[Task inputs — start]
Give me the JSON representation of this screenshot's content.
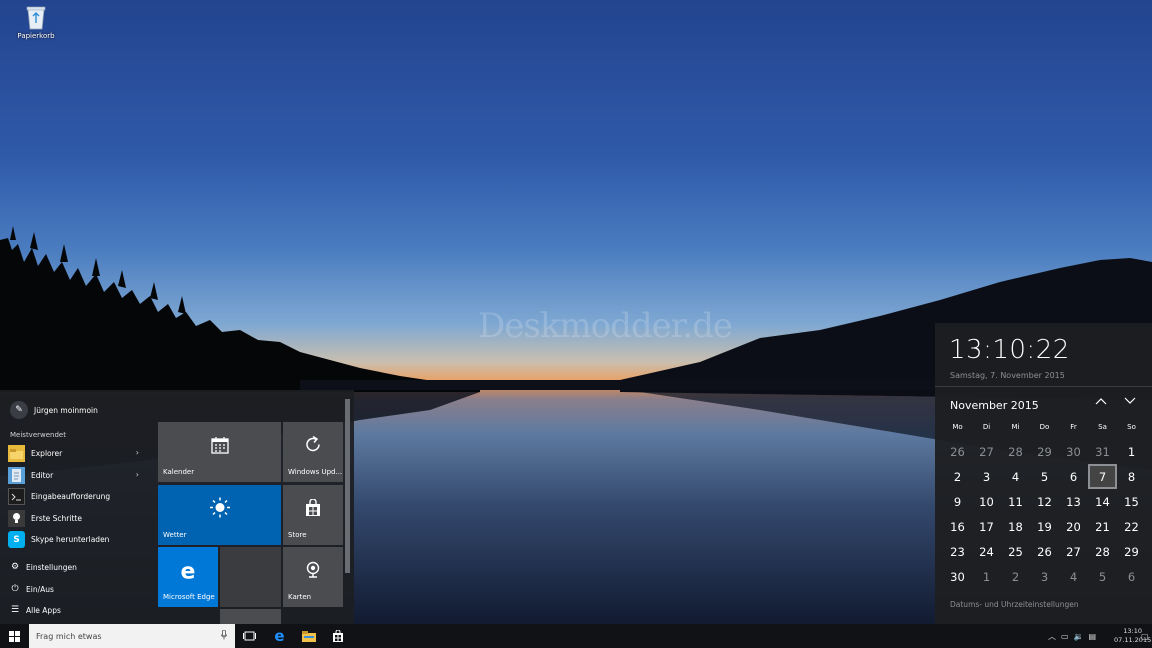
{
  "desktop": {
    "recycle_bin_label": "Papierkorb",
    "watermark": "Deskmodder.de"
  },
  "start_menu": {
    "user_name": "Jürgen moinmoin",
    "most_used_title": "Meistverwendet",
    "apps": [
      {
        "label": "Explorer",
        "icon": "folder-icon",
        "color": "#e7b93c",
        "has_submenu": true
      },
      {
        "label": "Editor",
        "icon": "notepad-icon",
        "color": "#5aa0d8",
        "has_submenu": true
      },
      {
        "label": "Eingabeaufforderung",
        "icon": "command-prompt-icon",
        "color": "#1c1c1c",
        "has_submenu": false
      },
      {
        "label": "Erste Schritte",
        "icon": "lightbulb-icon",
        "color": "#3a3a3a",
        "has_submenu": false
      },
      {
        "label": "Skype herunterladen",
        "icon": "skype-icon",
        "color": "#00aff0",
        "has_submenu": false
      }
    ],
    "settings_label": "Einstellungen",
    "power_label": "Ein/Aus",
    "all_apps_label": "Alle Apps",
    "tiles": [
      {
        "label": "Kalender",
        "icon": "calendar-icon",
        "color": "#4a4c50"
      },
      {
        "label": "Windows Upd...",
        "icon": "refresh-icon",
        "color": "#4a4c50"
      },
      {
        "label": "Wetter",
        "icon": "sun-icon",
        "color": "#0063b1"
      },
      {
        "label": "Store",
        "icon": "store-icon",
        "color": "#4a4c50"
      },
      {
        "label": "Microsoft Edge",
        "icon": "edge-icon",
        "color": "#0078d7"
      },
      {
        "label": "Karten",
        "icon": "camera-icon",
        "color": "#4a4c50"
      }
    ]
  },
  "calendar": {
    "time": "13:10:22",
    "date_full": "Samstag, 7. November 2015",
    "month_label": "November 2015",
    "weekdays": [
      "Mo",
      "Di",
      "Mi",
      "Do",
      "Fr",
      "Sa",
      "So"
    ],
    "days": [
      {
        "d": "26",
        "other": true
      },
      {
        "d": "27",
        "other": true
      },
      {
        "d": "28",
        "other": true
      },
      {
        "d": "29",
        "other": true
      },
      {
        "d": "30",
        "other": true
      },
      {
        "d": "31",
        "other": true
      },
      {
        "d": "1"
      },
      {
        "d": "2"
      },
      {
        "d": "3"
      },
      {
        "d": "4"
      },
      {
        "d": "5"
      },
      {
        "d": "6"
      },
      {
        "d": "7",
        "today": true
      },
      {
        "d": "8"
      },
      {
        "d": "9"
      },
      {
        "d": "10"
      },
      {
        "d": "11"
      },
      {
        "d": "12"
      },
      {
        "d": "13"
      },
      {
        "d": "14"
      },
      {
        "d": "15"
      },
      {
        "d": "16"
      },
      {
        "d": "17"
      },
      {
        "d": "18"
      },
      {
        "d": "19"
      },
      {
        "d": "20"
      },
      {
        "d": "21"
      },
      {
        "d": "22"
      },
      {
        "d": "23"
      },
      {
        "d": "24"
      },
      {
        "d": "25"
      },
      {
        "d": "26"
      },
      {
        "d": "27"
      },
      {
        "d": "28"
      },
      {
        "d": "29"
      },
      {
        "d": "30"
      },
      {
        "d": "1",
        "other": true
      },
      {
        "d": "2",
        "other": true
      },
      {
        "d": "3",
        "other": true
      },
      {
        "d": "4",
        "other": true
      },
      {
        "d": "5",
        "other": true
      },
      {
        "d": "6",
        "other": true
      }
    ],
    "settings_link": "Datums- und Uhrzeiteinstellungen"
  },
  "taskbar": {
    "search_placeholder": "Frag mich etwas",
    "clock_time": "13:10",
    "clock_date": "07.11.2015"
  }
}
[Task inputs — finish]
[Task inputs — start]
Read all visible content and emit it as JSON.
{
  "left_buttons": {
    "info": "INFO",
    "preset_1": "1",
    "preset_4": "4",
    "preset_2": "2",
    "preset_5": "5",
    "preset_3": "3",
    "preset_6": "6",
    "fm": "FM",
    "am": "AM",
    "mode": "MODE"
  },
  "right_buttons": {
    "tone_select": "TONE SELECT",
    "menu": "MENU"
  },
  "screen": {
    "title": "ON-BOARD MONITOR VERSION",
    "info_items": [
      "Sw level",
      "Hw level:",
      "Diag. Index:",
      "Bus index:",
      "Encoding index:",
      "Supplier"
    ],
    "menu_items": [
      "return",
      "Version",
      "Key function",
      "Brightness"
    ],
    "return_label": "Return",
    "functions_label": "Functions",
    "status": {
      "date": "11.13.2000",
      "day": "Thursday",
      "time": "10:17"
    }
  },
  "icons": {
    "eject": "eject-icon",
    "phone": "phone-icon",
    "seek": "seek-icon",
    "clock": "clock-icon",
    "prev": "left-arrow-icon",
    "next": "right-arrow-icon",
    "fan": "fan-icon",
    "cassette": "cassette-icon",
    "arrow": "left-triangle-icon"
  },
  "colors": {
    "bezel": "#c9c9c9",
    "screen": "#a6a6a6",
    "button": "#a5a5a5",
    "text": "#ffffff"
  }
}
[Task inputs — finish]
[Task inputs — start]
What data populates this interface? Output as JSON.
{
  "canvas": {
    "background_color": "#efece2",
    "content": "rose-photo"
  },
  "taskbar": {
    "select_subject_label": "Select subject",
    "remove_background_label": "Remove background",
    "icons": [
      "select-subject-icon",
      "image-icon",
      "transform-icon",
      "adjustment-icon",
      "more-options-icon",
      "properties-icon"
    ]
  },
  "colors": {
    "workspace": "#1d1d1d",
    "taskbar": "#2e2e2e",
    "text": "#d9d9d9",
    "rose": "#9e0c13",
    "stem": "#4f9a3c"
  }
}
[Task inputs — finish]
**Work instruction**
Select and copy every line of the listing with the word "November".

**Solution for this problem**
    "date_full": "Samstag, 7. November 2015",
    "month_label": "November 2015",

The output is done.